Two Auckland race courses will be hosting hundreds of campervans full of Lions rugby fans for the first time to help the city cope as it gears up for the country's biggest sporting event since the Rugby World Cup in 2011.
About 20,000 international visitors will plough tens of millions of dollars into the New Zealand economy when they arrive for the 12th British and Irish Lions tour next month.
Ten matches will be held between 3 June and 8 July.
The government and local councils are spending millions to help the seven host cities from Whangarei to Dunedin show off their finest features.
Lions fan Rob Cridland said his trip to New Zealand had special meaning.
"The last time I was in New Zealand was in my year off, 31 years ago. I worked in New Zealand in my gap year before I went to university, so there's a bit of catching up to do," he said.
This time he was bringing his son Alex on his own gap year and hoped to reunite with the Canterbury family he worked for planting trees.
"We're there for 20 nights, we've hired a campervan and we have three test tickets," he said.
NZ Rugby said it was on track to sell 355,000 tickets but had no figures on what the tour would be worth.
Independent consultant Covec said the 2005 tour, which attracted the same numbers, was worth $135 million, including $123m from international visitors.
And Rotorua Top 10 Holiday park owner, Jared Adams, said business would more than triple in the normally quiet month of June.
"We've just come out of one of the busiest seasons that we've ever had.
"We were going to shut the park down for renovations but we've held off on that till just after the Lions tour to make sure we can can cater for them all," Mr Adams said.
Not just here for the rugby
New Zealand Winegrowers head of global marketing Chris Yorke said the visitors come from a market worth $400m in exports.
"They're going to be spending a lot of money on restaurants and hotels and we know that one in four of all tourists who come to New Zealand visit a winery so we want to make sure that we get more than that for this tour.
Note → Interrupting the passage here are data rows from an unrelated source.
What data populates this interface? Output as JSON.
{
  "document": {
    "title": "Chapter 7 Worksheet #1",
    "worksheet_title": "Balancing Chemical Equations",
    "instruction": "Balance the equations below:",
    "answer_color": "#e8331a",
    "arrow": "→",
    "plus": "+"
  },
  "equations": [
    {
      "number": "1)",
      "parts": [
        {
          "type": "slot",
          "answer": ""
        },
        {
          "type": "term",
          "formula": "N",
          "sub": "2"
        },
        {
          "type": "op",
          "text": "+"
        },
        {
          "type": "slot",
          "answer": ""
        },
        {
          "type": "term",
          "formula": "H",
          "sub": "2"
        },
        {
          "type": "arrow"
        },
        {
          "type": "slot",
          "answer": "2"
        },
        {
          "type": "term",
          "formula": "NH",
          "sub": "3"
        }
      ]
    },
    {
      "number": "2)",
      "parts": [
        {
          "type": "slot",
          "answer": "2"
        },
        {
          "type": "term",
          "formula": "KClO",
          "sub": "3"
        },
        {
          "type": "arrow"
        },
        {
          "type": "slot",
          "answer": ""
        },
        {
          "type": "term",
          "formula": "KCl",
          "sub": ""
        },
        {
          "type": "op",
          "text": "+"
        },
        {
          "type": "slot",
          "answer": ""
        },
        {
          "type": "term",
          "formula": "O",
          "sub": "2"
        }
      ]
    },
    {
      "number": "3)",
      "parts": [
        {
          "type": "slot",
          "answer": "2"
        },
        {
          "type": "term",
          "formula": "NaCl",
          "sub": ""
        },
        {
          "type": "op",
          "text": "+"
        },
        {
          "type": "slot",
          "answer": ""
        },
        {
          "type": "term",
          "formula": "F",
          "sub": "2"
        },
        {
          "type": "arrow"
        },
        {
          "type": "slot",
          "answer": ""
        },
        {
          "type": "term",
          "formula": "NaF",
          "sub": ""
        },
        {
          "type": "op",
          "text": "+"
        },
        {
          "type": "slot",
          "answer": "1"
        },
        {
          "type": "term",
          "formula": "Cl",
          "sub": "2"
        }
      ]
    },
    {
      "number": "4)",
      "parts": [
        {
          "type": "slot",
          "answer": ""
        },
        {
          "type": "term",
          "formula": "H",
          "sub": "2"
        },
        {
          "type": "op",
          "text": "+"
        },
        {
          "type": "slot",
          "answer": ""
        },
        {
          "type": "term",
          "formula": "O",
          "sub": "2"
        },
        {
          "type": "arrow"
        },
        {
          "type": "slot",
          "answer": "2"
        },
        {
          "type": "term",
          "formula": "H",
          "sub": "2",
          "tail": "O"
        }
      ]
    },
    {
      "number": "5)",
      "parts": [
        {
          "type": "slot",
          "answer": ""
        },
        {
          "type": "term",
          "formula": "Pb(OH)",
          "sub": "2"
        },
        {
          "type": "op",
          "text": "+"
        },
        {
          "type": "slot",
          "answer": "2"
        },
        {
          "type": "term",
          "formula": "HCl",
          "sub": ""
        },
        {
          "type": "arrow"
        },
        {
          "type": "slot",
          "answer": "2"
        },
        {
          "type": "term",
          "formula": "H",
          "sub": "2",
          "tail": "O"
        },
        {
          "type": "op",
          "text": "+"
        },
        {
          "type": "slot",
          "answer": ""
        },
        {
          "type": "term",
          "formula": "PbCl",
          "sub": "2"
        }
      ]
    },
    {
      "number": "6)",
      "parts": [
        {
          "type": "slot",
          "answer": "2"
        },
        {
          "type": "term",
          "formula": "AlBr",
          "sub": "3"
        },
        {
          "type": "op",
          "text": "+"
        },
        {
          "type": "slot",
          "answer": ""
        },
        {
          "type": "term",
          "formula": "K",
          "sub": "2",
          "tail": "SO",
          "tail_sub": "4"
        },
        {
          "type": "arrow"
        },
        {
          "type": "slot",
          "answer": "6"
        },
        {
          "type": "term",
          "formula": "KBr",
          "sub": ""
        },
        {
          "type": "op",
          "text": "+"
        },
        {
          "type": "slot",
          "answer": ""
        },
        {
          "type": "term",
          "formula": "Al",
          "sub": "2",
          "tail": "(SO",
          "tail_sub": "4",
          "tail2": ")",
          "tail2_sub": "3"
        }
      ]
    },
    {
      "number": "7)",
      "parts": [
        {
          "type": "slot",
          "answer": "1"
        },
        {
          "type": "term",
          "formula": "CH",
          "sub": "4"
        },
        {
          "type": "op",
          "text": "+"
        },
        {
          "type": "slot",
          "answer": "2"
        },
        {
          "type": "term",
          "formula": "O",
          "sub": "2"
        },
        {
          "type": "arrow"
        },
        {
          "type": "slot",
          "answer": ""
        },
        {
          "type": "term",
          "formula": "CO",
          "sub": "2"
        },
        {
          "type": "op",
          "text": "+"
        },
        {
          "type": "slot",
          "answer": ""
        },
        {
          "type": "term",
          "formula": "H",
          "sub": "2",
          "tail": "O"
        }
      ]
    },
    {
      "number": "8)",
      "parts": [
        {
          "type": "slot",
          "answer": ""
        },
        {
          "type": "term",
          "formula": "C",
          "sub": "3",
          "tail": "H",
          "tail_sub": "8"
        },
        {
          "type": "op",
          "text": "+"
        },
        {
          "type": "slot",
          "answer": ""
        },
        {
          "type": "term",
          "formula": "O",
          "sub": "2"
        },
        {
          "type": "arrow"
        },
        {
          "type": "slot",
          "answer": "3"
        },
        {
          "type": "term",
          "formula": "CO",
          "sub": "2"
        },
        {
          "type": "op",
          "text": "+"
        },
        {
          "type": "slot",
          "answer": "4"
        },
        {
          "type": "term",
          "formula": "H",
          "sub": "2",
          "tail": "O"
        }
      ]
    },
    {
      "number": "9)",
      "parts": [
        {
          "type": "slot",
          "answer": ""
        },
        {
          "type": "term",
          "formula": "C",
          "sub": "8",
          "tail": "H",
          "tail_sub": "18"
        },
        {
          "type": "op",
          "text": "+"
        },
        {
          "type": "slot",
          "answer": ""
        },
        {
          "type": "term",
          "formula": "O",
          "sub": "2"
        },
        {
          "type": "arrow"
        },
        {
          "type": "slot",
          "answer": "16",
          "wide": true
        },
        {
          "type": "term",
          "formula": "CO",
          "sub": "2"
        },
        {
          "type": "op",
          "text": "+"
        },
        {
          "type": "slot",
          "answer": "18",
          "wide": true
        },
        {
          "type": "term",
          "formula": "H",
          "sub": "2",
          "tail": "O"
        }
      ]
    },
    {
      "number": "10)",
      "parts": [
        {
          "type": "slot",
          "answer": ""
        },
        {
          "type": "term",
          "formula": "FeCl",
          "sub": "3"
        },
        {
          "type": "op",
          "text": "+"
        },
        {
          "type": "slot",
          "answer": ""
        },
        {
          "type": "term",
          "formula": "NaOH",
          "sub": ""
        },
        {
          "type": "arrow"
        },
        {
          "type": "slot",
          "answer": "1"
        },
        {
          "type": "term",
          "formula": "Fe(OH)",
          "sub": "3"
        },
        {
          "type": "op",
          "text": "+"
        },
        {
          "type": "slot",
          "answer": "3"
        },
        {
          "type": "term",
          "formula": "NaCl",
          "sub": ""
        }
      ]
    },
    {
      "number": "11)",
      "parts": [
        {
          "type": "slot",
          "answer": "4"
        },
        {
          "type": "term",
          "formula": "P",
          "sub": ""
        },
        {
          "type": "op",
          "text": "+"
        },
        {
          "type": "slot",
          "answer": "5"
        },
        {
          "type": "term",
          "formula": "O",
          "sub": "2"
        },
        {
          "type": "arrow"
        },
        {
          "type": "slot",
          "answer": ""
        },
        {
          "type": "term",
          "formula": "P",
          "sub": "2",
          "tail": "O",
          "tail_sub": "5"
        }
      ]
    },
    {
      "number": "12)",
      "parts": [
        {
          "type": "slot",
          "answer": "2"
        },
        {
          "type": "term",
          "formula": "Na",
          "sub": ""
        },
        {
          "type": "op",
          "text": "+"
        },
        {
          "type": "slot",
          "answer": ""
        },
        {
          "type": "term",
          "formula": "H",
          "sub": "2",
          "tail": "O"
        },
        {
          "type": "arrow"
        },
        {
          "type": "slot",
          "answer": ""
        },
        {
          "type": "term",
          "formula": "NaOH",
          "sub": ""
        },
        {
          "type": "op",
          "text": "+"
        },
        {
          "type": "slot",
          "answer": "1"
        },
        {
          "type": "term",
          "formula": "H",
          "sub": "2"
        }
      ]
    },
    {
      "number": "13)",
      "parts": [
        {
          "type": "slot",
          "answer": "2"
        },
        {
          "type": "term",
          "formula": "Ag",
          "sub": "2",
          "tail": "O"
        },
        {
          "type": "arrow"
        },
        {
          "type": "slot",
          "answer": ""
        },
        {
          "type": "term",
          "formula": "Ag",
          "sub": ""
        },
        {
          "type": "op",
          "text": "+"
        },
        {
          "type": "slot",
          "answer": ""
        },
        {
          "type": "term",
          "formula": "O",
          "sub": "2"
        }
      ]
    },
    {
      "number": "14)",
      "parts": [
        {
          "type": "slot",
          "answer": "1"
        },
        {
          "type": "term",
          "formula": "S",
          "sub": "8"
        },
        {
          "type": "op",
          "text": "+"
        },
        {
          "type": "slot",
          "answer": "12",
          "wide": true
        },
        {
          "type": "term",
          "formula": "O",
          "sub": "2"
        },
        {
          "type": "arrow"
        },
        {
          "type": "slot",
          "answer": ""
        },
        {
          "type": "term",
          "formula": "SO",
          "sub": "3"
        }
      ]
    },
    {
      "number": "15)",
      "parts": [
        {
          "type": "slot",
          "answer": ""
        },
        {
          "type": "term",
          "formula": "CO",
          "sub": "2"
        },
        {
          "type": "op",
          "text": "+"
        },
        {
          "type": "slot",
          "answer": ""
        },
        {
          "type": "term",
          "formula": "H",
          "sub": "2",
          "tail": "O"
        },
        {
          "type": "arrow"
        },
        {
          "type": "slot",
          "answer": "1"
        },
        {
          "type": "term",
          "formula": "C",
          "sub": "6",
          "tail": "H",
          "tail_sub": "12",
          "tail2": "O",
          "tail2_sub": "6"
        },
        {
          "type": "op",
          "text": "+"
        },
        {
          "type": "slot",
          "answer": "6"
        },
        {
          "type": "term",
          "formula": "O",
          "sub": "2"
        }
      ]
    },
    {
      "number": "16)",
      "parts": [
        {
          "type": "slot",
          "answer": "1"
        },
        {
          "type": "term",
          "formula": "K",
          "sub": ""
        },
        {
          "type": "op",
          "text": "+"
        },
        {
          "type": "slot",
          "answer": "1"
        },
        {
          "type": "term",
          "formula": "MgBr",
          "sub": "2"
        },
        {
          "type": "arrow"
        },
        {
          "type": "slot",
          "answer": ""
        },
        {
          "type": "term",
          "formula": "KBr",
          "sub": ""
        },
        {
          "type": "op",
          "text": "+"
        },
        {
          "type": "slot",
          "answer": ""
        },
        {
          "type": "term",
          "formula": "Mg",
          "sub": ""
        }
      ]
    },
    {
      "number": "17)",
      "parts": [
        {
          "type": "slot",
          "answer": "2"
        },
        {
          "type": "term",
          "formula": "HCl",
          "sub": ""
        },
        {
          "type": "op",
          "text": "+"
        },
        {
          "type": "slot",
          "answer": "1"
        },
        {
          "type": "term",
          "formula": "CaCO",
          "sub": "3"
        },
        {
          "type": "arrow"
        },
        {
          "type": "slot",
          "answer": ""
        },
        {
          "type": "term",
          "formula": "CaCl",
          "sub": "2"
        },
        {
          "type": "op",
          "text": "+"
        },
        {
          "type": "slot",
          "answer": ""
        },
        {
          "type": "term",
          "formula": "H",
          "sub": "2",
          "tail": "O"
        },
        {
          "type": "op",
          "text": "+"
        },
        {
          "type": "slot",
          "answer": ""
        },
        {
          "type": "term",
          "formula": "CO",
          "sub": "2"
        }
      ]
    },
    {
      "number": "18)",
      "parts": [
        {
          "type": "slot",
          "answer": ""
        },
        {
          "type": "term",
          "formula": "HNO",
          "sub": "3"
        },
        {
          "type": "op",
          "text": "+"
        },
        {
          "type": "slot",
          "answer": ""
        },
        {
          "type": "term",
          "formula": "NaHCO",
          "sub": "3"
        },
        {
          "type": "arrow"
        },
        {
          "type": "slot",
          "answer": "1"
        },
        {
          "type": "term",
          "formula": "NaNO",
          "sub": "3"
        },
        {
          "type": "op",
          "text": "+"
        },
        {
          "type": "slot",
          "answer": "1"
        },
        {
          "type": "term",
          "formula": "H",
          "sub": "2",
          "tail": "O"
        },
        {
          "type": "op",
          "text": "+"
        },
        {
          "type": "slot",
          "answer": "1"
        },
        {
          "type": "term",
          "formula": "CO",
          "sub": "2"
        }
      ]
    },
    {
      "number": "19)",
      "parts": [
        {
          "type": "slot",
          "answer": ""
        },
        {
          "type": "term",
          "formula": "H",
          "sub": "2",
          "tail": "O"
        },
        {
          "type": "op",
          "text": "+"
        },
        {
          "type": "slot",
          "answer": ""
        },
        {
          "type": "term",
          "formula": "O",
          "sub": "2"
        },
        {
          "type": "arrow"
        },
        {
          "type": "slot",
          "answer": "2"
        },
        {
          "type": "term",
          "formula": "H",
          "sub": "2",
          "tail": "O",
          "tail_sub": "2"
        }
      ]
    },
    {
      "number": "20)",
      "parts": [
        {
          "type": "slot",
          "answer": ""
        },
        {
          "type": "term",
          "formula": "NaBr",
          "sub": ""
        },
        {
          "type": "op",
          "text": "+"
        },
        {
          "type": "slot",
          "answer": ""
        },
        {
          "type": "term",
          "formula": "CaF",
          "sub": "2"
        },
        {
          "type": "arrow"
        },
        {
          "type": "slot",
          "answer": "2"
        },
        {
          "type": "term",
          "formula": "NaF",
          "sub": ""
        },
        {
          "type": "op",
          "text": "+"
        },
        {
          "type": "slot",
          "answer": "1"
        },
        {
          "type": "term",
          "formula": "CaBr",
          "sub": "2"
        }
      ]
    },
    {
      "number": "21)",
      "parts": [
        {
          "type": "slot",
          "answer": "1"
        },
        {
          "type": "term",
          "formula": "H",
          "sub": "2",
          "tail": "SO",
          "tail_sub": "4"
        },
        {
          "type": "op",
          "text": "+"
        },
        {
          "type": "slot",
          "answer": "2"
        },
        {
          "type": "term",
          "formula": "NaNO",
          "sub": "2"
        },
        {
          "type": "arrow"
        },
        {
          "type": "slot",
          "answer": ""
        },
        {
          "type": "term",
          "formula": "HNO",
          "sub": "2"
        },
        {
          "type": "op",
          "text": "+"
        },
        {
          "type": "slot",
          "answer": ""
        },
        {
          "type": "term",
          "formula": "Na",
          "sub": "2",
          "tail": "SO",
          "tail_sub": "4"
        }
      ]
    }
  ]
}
It is very important," he said.
In Auckland, the two sold-out tests and a third match against the Blues, attracting a total of 34,000 international and local visitors, was expected to boost the economy by $26.7m.
After reports of bed prices soaring amid an accommodation crisis, both Alexandra Park and Ellerslie racecourse would be open for campervans for the first time.
Steve Armitage, who heads visitor and external relations for Auckland's tourism and economic development agency, said he was confident everyone would have a bed and that the city's roads and public transport would cope.
"We are far better now than we have been at any other point around transporting people across the city."
Visitors are expected to pump several million dollars into the smaller host cities, and about $20m into Wellington where accommodation is heavily booked as far away as Palmerston North.